◆ Task objective
What is the number of lines in these records with "Authentication" in them? Answer with that number only.

START Data supplied

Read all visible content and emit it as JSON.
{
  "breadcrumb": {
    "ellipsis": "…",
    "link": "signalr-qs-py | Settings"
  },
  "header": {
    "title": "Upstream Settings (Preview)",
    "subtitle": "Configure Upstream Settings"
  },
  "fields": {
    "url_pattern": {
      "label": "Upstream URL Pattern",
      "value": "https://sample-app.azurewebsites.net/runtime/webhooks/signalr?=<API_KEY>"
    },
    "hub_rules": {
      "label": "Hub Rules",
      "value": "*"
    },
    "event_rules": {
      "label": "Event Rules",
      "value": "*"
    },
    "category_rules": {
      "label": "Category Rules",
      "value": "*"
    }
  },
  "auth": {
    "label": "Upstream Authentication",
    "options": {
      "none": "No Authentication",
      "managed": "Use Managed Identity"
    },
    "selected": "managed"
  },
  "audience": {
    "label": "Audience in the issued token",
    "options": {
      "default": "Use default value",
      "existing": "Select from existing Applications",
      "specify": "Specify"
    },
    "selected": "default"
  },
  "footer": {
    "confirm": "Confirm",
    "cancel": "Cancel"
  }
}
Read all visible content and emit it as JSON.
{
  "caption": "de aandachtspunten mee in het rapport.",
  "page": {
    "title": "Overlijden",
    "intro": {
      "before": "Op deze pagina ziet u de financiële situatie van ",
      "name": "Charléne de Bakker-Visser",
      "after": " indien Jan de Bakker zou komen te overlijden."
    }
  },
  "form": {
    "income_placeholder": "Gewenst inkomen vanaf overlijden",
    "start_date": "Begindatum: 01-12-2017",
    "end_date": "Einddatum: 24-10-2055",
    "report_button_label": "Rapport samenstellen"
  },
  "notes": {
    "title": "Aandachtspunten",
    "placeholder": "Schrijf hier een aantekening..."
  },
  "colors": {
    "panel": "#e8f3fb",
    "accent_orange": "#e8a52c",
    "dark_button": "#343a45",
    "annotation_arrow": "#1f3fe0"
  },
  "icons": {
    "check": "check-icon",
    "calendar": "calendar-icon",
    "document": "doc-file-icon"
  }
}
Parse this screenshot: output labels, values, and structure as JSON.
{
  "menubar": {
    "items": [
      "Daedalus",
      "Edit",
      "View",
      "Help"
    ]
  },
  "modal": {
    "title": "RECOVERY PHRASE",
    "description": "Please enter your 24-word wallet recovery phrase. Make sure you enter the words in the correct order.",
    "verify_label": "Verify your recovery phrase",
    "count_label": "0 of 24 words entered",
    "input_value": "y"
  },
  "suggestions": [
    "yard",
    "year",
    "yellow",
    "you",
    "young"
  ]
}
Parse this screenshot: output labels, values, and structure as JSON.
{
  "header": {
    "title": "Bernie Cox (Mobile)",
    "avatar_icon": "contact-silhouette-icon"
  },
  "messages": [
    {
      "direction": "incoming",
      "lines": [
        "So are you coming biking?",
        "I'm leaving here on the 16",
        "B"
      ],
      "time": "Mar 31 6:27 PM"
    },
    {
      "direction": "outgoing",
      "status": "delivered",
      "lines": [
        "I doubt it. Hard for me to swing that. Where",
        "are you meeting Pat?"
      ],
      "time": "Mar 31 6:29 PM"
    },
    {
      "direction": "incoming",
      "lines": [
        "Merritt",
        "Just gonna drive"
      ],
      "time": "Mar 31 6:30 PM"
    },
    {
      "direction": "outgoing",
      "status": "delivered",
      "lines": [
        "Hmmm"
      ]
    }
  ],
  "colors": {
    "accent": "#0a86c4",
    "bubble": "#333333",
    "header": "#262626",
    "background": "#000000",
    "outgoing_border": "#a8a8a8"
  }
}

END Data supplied

◆ Exercise result
2